  • Make sure you know the company’s business model and strategy, as well as its key people and numbers (customers; turnover; etc.).

  • To the extent any non-disclosure agreement allows you to, speak to your network (and, if relevant, your recruiters) for more information about the company.

  • Are there any conflicts of interest that will need to be explored during the interview? This point must be managed particularly carefully. 

  • Research your interviewers. If you’re able, try and understand the role that each interviewer will play during the process; your recruiter is likely to have some insight. If it’s a panel interview, it’s worth knowing who’s chairing it.

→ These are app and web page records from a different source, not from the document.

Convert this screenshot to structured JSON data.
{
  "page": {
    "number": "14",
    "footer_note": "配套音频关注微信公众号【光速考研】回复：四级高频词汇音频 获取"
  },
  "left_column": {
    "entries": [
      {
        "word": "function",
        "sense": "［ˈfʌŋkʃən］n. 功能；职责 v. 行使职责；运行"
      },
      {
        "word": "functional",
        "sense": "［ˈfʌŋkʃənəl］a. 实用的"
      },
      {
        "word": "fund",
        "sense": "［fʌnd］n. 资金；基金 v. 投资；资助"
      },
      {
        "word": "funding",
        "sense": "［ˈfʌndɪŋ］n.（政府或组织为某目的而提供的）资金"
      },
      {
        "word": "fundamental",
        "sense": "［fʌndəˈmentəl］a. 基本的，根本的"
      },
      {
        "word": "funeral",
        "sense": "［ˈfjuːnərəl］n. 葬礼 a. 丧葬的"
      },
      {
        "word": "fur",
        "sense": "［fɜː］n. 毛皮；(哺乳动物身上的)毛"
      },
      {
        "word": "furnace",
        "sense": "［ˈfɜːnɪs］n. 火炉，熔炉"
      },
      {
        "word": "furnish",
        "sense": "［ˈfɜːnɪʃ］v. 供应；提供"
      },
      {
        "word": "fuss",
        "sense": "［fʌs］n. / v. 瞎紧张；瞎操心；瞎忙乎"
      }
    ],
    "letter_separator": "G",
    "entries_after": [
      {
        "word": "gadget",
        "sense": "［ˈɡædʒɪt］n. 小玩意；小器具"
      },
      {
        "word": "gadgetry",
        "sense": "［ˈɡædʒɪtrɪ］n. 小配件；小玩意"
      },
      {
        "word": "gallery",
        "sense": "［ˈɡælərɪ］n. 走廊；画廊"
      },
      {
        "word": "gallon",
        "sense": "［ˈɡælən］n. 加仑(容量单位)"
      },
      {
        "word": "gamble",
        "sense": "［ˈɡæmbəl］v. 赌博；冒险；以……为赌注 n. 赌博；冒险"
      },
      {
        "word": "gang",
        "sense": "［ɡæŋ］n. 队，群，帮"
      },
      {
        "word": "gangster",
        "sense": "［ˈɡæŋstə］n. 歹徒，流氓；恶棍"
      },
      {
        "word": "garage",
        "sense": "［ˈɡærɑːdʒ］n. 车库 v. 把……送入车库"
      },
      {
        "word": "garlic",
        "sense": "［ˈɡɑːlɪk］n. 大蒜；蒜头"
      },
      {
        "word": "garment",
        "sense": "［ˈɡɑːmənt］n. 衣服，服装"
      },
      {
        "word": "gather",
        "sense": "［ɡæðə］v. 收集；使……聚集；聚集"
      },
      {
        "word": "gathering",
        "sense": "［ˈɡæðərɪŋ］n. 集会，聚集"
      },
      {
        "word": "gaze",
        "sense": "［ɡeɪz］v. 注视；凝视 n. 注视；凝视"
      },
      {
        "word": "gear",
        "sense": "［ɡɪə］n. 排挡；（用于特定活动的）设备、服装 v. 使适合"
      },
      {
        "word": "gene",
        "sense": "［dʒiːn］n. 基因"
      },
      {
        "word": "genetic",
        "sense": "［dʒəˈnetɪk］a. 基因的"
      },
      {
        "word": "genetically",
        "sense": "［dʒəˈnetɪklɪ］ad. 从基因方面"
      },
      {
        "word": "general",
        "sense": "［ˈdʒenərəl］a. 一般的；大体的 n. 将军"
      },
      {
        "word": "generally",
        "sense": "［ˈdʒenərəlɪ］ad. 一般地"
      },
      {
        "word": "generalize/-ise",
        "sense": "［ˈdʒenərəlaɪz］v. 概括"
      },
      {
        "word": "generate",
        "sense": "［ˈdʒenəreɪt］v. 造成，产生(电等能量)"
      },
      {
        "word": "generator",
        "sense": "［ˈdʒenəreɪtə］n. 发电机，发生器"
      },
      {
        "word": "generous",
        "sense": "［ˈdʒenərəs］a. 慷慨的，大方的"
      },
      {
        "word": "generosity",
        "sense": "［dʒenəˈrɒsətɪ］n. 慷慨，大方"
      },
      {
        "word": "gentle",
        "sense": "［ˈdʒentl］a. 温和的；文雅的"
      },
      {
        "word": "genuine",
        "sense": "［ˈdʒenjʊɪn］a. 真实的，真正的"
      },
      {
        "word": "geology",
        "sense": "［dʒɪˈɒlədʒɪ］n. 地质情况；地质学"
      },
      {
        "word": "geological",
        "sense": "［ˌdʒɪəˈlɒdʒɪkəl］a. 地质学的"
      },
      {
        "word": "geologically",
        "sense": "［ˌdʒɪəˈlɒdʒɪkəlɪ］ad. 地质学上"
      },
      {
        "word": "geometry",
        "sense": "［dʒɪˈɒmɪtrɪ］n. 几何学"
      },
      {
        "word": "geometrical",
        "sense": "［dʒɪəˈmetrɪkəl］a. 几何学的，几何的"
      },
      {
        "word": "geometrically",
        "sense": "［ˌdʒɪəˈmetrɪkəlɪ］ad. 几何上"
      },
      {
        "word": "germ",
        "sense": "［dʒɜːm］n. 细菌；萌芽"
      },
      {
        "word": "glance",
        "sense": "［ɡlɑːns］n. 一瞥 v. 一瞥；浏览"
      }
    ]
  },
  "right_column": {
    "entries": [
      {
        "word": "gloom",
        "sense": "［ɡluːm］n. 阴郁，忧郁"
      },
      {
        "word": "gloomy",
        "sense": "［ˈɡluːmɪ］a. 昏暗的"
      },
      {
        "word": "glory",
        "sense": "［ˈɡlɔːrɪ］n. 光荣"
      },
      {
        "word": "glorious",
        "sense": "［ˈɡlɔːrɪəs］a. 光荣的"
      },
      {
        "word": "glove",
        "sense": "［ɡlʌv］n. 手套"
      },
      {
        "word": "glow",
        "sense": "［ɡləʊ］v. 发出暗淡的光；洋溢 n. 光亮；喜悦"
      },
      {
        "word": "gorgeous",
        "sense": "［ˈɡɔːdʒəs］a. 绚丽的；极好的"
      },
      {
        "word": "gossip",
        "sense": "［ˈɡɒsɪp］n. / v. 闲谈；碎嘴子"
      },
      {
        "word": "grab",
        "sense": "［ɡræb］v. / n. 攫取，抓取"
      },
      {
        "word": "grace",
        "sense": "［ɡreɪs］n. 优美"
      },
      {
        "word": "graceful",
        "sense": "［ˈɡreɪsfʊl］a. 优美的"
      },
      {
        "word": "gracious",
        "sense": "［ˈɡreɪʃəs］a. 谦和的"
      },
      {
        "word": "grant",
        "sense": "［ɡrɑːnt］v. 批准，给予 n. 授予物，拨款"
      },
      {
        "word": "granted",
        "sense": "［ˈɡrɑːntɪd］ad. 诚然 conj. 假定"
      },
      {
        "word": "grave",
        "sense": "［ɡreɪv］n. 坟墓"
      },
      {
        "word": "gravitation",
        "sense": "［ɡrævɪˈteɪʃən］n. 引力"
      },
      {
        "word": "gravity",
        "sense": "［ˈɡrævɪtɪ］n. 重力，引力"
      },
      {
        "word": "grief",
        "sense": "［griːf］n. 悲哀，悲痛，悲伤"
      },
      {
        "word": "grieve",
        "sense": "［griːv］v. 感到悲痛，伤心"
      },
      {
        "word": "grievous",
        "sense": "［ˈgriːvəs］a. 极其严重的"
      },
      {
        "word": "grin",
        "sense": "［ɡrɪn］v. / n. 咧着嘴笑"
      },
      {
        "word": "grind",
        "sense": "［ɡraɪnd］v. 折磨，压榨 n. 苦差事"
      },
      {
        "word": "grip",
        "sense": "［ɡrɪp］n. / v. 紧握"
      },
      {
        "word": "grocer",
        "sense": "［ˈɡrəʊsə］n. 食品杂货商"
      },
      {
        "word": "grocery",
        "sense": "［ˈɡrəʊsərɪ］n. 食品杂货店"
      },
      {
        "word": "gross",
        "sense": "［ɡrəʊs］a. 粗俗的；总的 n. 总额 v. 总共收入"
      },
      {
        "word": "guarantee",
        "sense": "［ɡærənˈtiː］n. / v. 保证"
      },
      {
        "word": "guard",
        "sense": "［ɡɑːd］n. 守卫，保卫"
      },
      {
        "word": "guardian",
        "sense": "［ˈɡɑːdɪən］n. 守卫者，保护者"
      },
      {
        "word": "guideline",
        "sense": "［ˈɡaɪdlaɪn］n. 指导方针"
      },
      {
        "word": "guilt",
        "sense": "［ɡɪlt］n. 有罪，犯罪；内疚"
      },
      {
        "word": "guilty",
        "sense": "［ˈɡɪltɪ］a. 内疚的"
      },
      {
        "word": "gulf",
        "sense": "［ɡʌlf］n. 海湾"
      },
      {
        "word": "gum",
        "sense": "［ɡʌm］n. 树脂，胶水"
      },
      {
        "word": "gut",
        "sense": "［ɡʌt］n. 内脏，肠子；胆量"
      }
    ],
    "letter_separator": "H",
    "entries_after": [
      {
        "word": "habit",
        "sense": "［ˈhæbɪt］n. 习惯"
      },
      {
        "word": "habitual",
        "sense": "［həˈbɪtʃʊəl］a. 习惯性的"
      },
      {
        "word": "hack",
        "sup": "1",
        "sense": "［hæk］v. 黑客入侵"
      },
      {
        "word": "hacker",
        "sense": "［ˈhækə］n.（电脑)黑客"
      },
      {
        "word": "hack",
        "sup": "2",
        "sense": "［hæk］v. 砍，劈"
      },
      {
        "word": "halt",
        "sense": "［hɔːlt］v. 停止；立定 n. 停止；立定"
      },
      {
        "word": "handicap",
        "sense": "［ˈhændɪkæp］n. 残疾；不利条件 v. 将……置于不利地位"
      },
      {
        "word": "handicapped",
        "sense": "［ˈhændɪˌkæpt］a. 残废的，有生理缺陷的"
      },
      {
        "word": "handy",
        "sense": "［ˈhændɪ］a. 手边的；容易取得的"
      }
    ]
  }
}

Consider how you’ll talk about your availability and what’s often referred to as your ‘bandwidth’ to perform the role. This is all the more important if the company is regulated (by the PRA in the UK or the ECB / CBI in Ireland for example).

Your approach should convey your understanding of what the position requires of you, so ensure any other commitments you have won’t hinder your performance in the new role (or give the impression that they might).

Legal Duty

You’ll need to understand the key director’s duties so that they do not come as a surprise to you if mentioned during the interview. For example, in the UK, section 172, Companies Act 2006; and in Ireland, section 228, Companies Act 2014. If you are already familiar with them, refamiliarise yourself, in case they are raised.

Breaking the Ice

Whether your interview is online or not, small talk can be valuable when it’s done well. It doesn’t need to be trivial either. For example, industry-relevant news that you’ve discovered from your research might strike a chord with your interviewers.

In any case, keeping your finger on the pulse of the latest news can better position you as well-informed.

Be yourself. If you are not yourself in an interview, then the ‘fit’ may be wrong.

Use your judgment about the number of preparatory questions you ask before the interview. Too many will be worse than too few because you may set an early impression of having the wrong cognitive style for an INED. Non-executives should seldom have to get into the details compared to executives.

It’s worth practising your answers to questions you expect at the interview, so that don’t go over two minutes for each by going into too much detail.

As you draw towards the end of an interview answer, ask a question of the questioner (or the panel) that demonstrates your research, knowledge, and understanding of the company, its board directors, its business model, and its macro-economic drivers.

Don’t forget, you’re interviewing the company as much as they’re interviewing you. The ‘fit’, needs to work for you as much as for them – it's not unusual for an INED role to last nine years.

Support from Broadgate

These are just some examples of advice Broadgate can share with you. If you want to discuss any of these points in more detail, the consultants at Broadgate are more than happy to chat. We’re here to match accomplished candidates with companies they can thrive in and make real contributions to. We have the means to support you at every stage of the application and interview process.